No matter what your opinion is on the #nomakeupselfie craze, there is no denying that it has raised the profile of, and donations to, cancer research, which is undeniably a good thing.
What also occurred to me when I was taking my picture is how detached I’ve become from the way my makeup-free face actually looks and what this is telling me about my general health and wellbeing. With my eyes widened by mascara and the dark circles beneath them hidden by concealer, I’ve lost all sight of how exhausted I am and what my lifestyle is doing to my skin and by extension to my body.
With my eyes widened by mascara and the dark circles beneath them hidden by concealer, I’ve lost all sight of how exhausted I am and what my lifestyle is doing to my skin and by extension to my body.
While I pride myself on being ‘healthy’, living in a city where everything is open long after we should all be in bed and where everyday is spent charging from meeting to meeting and firefighting emails, I realise that I have become programmed to think that being tired and wired is the norm. I feel guilty for not seeing my friends and family as often as I’d like to, I’m anxious in case I miss out on the latest exhibition/film/new bar/exercise craze, and I fear being perceived as not being able to keep up with the pace.
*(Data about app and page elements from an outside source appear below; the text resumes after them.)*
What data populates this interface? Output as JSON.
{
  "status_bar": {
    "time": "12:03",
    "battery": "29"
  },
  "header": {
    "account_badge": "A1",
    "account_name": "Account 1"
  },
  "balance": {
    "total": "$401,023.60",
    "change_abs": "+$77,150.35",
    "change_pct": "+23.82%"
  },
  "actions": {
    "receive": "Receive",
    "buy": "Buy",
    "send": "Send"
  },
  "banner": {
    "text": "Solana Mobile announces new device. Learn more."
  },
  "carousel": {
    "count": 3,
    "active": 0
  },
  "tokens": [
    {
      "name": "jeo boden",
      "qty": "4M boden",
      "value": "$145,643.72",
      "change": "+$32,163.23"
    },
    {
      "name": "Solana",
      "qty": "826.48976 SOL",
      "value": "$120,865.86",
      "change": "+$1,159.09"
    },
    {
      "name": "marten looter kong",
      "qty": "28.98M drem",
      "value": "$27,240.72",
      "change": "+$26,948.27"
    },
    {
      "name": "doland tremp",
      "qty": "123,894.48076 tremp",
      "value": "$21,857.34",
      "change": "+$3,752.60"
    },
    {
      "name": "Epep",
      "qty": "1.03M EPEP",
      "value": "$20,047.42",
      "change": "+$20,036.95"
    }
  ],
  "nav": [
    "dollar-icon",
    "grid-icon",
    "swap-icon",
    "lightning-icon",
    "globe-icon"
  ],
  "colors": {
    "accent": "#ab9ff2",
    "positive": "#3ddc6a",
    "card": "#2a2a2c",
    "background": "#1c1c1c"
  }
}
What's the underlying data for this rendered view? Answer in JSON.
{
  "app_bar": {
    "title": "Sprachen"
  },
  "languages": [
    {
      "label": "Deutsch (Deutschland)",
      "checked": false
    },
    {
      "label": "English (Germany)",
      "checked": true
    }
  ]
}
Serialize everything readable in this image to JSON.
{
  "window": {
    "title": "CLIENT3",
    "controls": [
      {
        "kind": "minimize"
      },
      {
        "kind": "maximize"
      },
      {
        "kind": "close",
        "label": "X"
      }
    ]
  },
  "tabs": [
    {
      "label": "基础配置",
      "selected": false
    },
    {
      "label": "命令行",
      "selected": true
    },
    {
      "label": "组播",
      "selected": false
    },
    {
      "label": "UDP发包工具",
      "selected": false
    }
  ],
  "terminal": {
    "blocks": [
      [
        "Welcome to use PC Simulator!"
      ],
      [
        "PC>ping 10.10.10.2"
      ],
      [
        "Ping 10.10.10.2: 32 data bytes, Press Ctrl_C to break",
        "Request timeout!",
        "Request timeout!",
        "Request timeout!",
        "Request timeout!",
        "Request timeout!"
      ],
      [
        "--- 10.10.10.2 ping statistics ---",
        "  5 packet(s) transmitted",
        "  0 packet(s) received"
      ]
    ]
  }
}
So I drink coffee, and lots of it. The barista in my local Starbucks knows my name and order (well sort of), and I know I’m not the only one.
Last week, when I finally dropped with exhaustion, I suddenly realised how rarely I spend an evening at home and how heavily I rely on caffeine to get me through the day, and my barefaced selfie shows it!
So I’m having a bit of a lifestyle audit. I can’t promise I’ll kick the coffee habit, but I’m aiming to significantly up my sleep and hopefully, as a result, reduce my coffee intake.
A survey of healthy living blogs and magazine articles also suggest the following steps to feeling less frazzled, and if I can adopt some of these then maybe I’ll be able to venture out without make-up…maybe.
Steps to feeling less frazzled:
Introduce ‘gentle’ exercises into your regime
Walking and yoga are perfect ways for stressed-out bodies to stretch, relax and rejuvenate. Yoga is particularly vaunted as a stress reliever and certain poses are great for getting your body into a sleepy state. Try the forward fold, legs up against the wall and reclining angle poses.
Eat light later on in the day
By midday, the body’s metabolism is reaching its peak, so breakfast and lunch should be the largest meals of the day. Evening meals should be lighter, and should be based around fruit, vegetables and whole grains.
Focus on eating a colourful, plant-based diet
Phytonutrients are the substances responsible for giving foods their smell, flavour and colour – and they’re also thought to protect the body from disease, acting as anti-inflammatory, detoxifying, hormone-balancing agents. Cleaning up your diet, and focusing on foods that support your liver and digestive functions particularly help to promote your skin to glow. Cut down on those things that might aggravate your digestion, caffeine, alcohol, fizzy drinks, sugar, wheat, dairy and processed foods.
Turn off the light
Many of us are photosensitive, so the light from mobile phones, TVs, laptops etc. make our bodies think it is still daylight, thus inhibiting sleep.
Take a ‘breathing break’ before bed to aid a relaxed deep sleep. Find a comfortable space, sit down and spend five minutes concentrating on breathing deeply in and out. It is a great way to settle the mind and relax the body.
I will leave you with this TED talk which offers the secrets to a long and healthy life: How to live to be 100+